■ Required work
Please copy every line with the string "window" from the entries below.

■ Exercise data
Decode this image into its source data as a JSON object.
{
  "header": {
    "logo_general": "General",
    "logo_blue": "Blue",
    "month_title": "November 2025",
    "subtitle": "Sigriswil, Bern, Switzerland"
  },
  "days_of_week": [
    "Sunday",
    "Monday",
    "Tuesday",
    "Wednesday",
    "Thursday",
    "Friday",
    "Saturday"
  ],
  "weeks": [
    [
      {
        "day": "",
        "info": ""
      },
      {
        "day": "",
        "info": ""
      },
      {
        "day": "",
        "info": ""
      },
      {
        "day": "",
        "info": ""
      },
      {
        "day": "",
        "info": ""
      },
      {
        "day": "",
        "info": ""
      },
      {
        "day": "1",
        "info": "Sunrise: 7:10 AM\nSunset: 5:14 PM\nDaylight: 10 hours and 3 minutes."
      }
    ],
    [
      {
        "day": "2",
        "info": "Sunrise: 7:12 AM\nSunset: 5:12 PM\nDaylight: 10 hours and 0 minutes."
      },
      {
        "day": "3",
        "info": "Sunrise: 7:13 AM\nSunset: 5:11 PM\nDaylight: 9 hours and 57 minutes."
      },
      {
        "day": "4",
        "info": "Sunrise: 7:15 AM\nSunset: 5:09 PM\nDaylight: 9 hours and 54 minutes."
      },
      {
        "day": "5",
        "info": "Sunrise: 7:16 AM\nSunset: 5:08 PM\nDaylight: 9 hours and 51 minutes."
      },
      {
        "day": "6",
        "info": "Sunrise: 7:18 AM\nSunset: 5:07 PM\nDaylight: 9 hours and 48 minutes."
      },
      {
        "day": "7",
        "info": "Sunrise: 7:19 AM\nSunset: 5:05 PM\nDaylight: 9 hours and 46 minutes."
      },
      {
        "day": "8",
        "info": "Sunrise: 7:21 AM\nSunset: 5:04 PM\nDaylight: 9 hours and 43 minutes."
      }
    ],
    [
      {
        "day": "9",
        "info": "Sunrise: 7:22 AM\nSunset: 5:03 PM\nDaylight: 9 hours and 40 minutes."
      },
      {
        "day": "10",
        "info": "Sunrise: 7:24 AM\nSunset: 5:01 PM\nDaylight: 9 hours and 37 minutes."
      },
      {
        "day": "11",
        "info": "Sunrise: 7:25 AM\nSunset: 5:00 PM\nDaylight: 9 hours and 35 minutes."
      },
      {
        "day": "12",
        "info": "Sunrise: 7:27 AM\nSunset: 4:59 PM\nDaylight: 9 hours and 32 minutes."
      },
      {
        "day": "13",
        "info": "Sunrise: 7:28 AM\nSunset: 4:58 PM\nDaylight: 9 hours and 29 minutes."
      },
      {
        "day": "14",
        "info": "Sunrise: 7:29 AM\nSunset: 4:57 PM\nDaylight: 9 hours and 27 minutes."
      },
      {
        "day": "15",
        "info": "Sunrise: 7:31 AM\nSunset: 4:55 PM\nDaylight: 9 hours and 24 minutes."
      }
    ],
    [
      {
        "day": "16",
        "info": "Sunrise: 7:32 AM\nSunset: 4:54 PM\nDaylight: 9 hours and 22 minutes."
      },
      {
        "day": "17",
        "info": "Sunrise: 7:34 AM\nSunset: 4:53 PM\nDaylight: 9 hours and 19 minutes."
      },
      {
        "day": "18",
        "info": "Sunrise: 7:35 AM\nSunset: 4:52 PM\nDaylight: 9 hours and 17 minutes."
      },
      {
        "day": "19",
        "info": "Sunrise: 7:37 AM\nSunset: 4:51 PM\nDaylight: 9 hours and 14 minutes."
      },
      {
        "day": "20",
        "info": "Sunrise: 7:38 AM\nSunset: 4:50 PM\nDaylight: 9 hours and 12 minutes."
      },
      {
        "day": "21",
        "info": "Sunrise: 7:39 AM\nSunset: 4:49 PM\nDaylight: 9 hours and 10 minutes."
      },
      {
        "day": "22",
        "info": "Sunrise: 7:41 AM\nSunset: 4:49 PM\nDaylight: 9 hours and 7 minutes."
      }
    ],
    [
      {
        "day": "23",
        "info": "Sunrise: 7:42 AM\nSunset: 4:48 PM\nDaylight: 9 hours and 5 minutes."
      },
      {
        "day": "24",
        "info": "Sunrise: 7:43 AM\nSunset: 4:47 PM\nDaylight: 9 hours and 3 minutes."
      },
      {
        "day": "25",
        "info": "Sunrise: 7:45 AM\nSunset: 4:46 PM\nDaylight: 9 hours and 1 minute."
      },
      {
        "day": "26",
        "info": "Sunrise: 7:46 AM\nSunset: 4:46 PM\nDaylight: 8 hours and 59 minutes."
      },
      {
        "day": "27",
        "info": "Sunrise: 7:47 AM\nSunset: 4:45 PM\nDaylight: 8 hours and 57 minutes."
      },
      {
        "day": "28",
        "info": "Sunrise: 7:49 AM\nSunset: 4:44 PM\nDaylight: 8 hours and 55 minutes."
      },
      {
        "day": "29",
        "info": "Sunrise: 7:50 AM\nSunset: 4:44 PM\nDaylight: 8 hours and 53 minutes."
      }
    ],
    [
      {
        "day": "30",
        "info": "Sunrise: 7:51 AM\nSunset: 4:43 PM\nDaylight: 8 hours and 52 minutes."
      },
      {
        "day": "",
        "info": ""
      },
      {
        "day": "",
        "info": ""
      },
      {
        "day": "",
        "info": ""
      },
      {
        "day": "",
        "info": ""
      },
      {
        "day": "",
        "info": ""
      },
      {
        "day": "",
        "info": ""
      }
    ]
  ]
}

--

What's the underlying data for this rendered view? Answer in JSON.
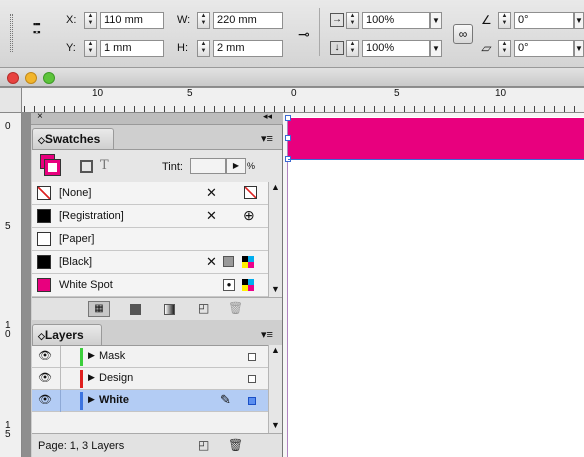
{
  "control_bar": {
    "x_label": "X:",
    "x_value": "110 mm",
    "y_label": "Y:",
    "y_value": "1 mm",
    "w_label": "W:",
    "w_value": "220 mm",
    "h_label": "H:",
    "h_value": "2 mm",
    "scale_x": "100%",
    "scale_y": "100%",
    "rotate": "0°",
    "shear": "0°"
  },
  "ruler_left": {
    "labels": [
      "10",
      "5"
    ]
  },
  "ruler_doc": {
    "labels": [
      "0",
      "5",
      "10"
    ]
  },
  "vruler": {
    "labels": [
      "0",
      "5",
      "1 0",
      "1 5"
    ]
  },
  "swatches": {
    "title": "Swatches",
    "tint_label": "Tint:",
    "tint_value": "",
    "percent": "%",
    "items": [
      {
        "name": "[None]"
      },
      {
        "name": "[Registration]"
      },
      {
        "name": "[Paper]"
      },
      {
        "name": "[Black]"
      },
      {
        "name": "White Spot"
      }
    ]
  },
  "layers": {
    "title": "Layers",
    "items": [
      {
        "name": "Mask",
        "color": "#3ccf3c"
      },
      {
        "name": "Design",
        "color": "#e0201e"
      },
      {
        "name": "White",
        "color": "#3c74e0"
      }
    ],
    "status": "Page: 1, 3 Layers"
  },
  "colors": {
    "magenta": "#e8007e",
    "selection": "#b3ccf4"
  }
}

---

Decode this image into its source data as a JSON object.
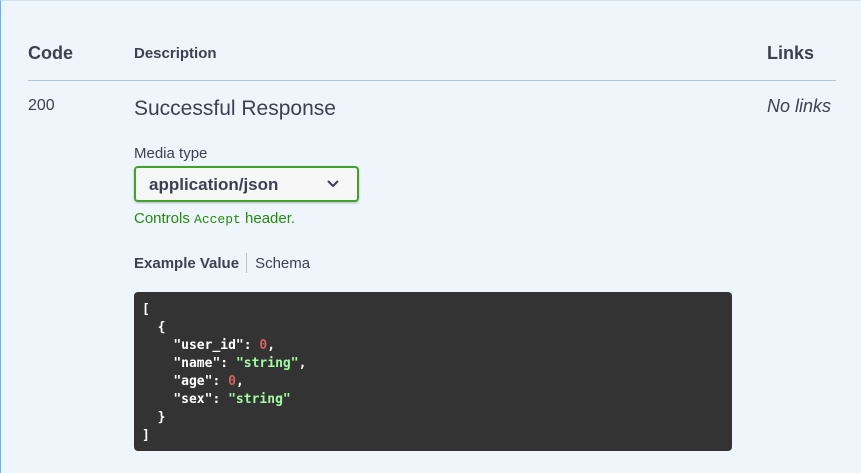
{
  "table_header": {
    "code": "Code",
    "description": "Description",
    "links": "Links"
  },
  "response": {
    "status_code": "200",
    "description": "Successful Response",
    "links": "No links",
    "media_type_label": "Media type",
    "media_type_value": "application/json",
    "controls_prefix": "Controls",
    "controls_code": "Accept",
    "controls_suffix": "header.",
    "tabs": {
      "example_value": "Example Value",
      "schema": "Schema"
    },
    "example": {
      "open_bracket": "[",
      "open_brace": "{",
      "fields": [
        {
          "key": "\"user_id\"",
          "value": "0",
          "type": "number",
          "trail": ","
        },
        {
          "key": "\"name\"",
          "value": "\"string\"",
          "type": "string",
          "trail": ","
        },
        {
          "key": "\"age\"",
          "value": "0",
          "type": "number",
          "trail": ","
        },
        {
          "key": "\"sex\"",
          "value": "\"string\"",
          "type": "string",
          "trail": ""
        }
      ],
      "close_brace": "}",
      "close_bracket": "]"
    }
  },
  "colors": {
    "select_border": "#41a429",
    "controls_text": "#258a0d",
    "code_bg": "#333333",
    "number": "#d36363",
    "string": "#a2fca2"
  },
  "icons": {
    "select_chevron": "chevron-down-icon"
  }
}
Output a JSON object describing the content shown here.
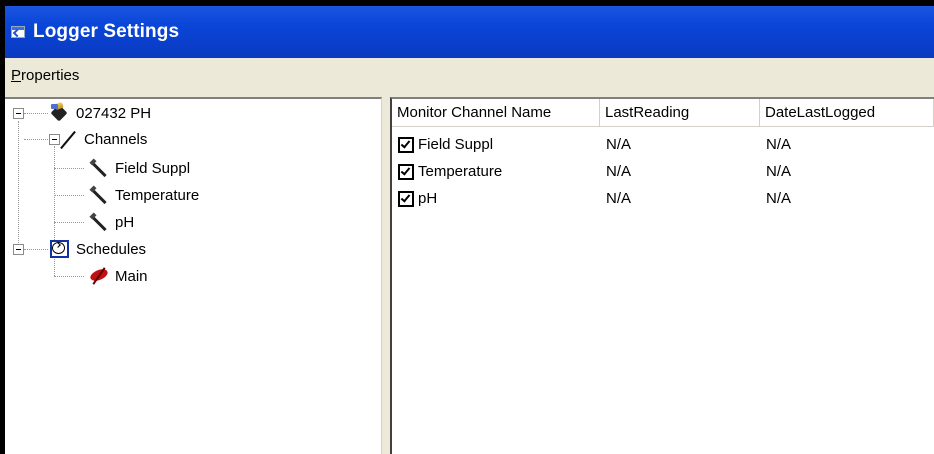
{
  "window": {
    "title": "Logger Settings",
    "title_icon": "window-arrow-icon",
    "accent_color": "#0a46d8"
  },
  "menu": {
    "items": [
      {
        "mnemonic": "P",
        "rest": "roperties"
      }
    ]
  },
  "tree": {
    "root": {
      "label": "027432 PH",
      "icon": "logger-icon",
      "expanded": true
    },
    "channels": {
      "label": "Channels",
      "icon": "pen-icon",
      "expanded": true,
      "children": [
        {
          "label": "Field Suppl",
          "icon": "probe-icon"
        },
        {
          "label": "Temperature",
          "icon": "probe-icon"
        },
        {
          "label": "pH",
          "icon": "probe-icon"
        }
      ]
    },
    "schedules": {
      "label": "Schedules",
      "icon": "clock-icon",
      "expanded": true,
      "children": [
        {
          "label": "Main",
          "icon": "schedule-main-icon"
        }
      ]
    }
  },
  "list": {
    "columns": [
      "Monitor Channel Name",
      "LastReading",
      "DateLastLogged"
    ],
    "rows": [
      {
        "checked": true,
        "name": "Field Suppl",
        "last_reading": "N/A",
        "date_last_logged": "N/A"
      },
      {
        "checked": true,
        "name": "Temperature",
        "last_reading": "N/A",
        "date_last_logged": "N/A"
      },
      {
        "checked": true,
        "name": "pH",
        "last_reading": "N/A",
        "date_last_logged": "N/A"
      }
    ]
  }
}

■ Solved problem
  "window": {
    "title_icon": "window-arrow-icon",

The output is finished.